Joining in again with Amy’s Five on Friday, I offer you five random observations from this week:
One As well as blue skies and delicious, warm sunshine, grey overcast skies and heavy rain, we had a day of sea mist that shrouded the sea and clifftops with billowing, hazy clouds. I had the unsettling experience of standing in the garden in the sunshine with the mist occasionally rolling through, sending the temperature plummeting. It looks like smoke and it’s quite eerie when it happens. Sometimes, in the summer, it can be hot and sunny when a mist will suddenly cloud the horizon and roll in off the sea. I know it as a ‘sea fret’ but it’s also known as a ‘haar’: a cold, sea fog caused by warm air condensing over the cold sea. It’s upset many a beach picnic.
Two The hedgerows are positively exploding with all this sunshine and spring rain. There’s fresh cow parsley, golden-green Alexanders, white nettle flowers… Walking the dog takes longer when it’s so gorgeous as I have to stop and admire what’s going on. Cassie doesn’t seem to mind.
Three My eldest has spent the past two days in exam conditions in the school art room producing his final piece for his Art GCSE. From what I’ve seen of photos on his phone, it’s been worth the effort and absolute mess in his bedroom. He’s gone in today for the final school day of year 11. From Monday he’ll be on ‘study leave’ and only go in to school for his exams. It’s also the final day for year 13 before their A’levels and many high-jinks are planned. He customised his school shirt in great detail last night which was hilarious. As I took a photo of him before he left this morning, he fixed me with a hard stare – ‘What are you going to do with that, Mum? Do not put it anywhere…!!’, so respecting his wishes I can’t show you. Suffice to say it’ll raise a few eyebrows among the teachers.

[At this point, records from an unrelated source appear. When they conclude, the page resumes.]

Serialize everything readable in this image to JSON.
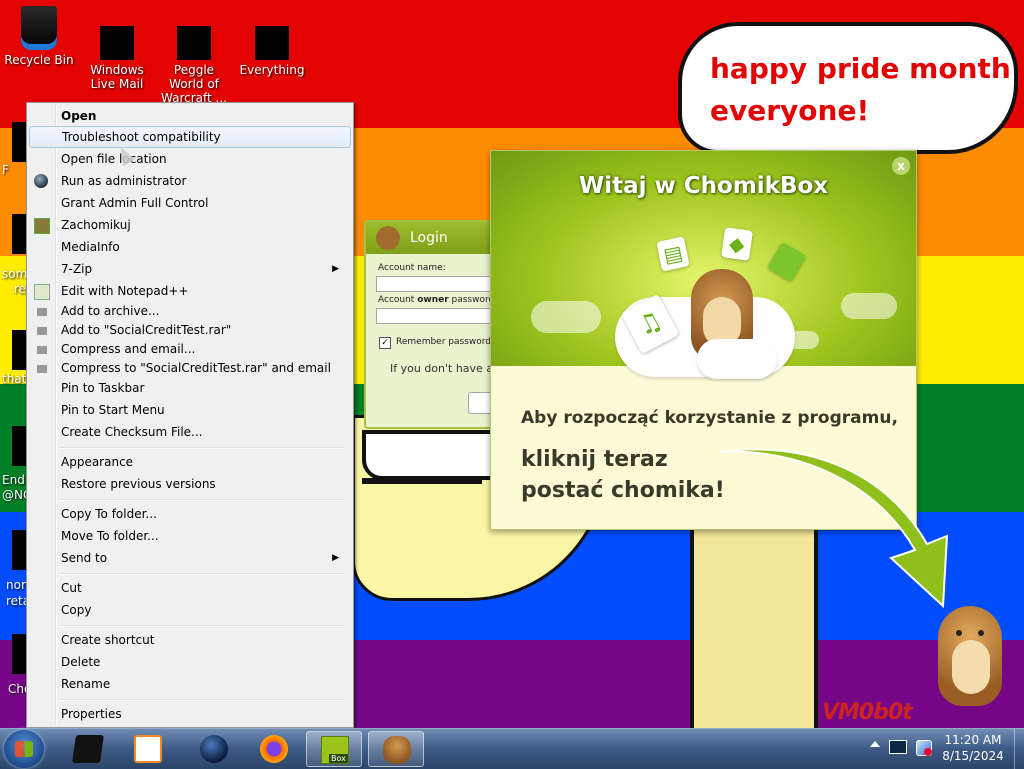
{
  "desktop": {
    "icons": [
      {
        "label": "Recycle Bin",
        "icon": "recycle-bin-icon"
      },
      {
        "label": "Windows Live Mail",
        "icon": "windows-live-mail-icon"
      },
      {
        "label": "Peggle World of Warcraft ...",
        "icon": "peggle-icon"
      },
      {
        "label": "Everything",
        "icon": "everything-icon"
      }
    ],
    "partial_icon_text": [
      "F",
      "som",
      "re",
      "that",
      "e",
      "End",
      "@NC",
      "nor",
      "reta",
      "Cho"
    ],
    "speech_bubble": [
      "happy pride month",
      "everyone!"
    ],
    "watermark": "VM0b0t"
  },
  "login_window": {
    "title": "Login",
    "account_name_label": "Account name:",
    "password_label_prefix": "Account ",
    "password_label_bold": "owner",
    "password_label_suffix": " password",
    "remember_label": "Remember password",
    "hint": "If you don't have an"
  },
  "chomikbox": {
    "title": "Witaj w ChomikBox",
    "close": "x",
    "line1": "Aby rozpocząć korzystanie z programu,",
    "line2a": "kliknij teraz",
    "line2b": "postać chomika!",
    "accent_color": "#9dc41d"
  },
  "context_menu": {
    "items": [
      {
        "label": "Open",
        "bold": true
      },
      {
        "label": "Troubleshoot compatibility",
        "hover": true
      },
      {
        "label": "Open file location"
      },
      {
        "label": "Run as administrator",
        "icon": "shield-icon"
      },
      {
        "label": "Grant Admin Full Control"
      },
      {
        "label": "Zachomikuj",
        "icon": "chomik-icon"
      },
      {
        "label": "MediaInfo"
      },
      {
        "label": "7-Zip",
        "submenu": true
      },
      {
        "label": "Edit with Notepad++",
        "icon": "notepad-plus-plus-icon"
      },
      {
        "label": "Add to archive...",
        "icon": "winrar-icon"
      },
      {
        "label": "Add to \"SocialCreditTest.rar\"",
        "icon": "winrar-icon"
      },
      {
        "label": "Compress and email...",
        "icon": "winrar-icon"
      },
      {
        "label": "Compress to \"SocialCreditTest.rar\" and email",
        "icon": "winrar-icon"
      },
      {
        "label": "Pin to Taskbar"
      },
      {
        "label": "Pin to Start Menu"
      },
      {
        "label": "Create Checksum File..."
      },
      {
        "label": "Appearance"
      },
      {
        "label": "Restore previous versions"
      },
      {
        "label": "Copy To folder..."
      },
      {
        "label": "Move To folder..."
      },
      {
        "label": "Send to",
        "submenu": true
      },
      {
        "label": "Cut"
      },
      {
        "label": "Copy"
      },
      {
        "label": "Create shortcut"
      },
      {
        "label": "Delete"
      },
      {
        "label": "Rename"
      },
      {
        "label": "Properties"
      }
    ],
    "submenu_arrow": "▶"
  },
  "taskbar": {
    "apps": [
      {
        "name": "command-prompt-icon"
      },
      {
        "name": "media-player-icon"
      },
      {
        "name": "globe-browser-icon"
      },
      {
        "name": "firefox-icon"
      },
      {
        "name": "chomikbox-icon",
        "active": true,
        "badge": "Box"
      },
      {
        "name": "chomik-hamster-icon",
        "active": true
      }
    ],
    "tray_icons": [
      "monitor-icon",
      "network-icon"
    ],
    "clock_time": "11:20 AM",
    "clock_date": "8/15/2024"
  }
}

Four There was a fascinating programme on Radio 4 this week about E F Schumacher – Is Small the Next Big? – and his revolutionary ideas about economics. I’d not heard of him before and was blown away by how contemporary his ideas, which date from the 1970s, sound and how much his holistic philosophy makes sense. His premise, that people matter and that everyone can affect change, is one that I wholeheartedly agree with and I’ve ordered his book ‘Small is Beautiful’ to find out more.
Five I’ve spent as much time as possible in the garden – it’s so hard to stay indoors when the sun is shining and you can practically hear the plants growing. I’ve tended my seedlings, planted borage, nasturtiums and Californian poppies, weeded, and dead-headed the tulips, which are now all over apart from a few sultry, dark ‘Queen of the Night’ and ‘Ballerinas’. I’ve been admiring tulips on other blogs and Instagram and have clocked so many that I’d love to have here. Hopefully, all my photos will help me to work out where the gaps are for planting more bulbs come the autumn.
Have a super-duper weekend. I have a friend’s birthday party tonight, the village Gardeners’ Association coffee morning tomorrow and the rest of the weekend at leisure 🙂